Ouch. How can I answer his question? 1) Prior to just looking it up (like, 5 minutes ago), I had no knowledge of Taiwan's history or political situation, and 2) is it right for me to give him the information I have available? He's asked an earnest question, and deserves an earnest answer. However... I worry that things I tell him could sow the seeds of further mistrust in him, and is that fair? Granted, China faces this problem now more than ever. Information restriction was quite easy before the Internet, but more importantly (and ironically) before English became a large part of their education. There aren't many Chinese newspapers outside of China, so 10-20 years ago what English media was saying wasn't a big concern because Chinese people (in China, obviously) couldn't read it anyway. Now that's changed, and I think China's heading towards a kind of information-based revolution. John (as in Zhuhai "John and Linda" John) believes that China is aimed right at a more traditional revolution. It's inevitable, he believes, given the hundreds of violent protests that occur every year... in China. (Not that you'd hear about them...)

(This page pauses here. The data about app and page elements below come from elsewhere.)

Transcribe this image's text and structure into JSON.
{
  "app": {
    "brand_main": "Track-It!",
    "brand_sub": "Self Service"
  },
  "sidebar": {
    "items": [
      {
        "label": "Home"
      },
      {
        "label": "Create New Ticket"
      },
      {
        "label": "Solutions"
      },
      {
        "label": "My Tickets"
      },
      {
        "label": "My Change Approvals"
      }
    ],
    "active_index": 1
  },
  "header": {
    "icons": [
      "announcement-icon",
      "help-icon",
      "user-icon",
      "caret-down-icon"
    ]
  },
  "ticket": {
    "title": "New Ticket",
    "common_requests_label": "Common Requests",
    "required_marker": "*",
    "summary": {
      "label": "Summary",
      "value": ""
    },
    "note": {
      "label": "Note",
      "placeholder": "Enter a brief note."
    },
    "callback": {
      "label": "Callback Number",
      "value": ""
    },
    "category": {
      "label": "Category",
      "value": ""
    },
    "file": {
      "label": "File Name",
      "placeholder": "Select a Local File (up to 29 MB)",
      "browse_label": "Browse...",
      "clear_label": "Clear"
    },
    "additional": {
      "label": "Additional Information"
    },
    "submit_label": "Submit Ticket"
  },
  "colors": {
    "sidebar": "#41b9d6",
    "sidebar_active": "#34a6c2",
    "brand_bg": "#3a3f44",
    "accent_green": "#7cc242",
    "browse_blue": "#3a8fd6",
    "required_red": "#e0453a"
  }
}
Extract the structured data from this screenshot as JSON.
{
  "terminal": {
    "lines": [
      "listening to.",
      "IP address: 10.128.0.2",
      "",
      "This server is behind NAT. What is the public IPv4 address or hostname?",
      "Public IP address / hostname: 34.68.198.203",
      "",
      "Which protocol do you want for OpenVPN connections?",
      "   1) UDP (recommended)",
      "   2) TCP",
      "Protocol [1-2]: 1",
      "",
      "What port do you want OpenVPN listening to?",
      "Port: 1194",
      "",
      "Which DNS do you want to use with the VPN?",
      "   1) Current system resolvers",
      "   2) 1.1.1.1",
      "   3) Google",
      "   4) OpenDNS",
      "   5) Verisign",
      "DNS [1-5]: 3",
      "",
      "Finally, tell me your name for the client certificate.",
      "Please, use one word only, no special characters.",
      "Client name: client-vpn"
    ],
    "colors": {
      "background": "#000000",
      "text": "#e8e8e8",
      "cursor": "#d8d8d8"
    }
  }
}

I have to say that I think he's right.
In the bit of research I did on Taiwan, I came to the conclusion that despite PRC (People's Republic of China) influence and its enormous shadow, it is a somewhat independent country. Nice strong conclusion, eh? They have democratic elections, and their own president. However... technically, the UN recognizes Taiwan as being a part of China, and there are anti-secession laws preventing its independence. Counter-however... Taiwan has its own military. A huge issue is the US' Taiwan Relations Act, and the fact it sells arms to Taiwan. (Who don't they sell to?) So... if Taiwan makes a move to officially become sovereign, China will react militarily... prompting a counter-counter-response from the US. ... but not from the UN, which does not intervene when it comes to border or land disputes. Anyway, they recognize Taiwan as being a state of China.
For a nice propaganda-soaked read, check this out. Scary, but very typical.
For a more middle-of-the-road look, I found this interesting.
In other news, I went to tai ji quan on Thursday. The teacher, for the summer, is doing it under the Sapper Bridge near Parliament Hill. It was great. Lots of discussion about philosophy, and learning about the Chen family style and lineages, as well as application and some resistance push-hands (tuishou).
And what - the - fuck. Hamas TV martyrs Palestinian mickey mouse. Time to add some chlorine to the global gene pool, methinks.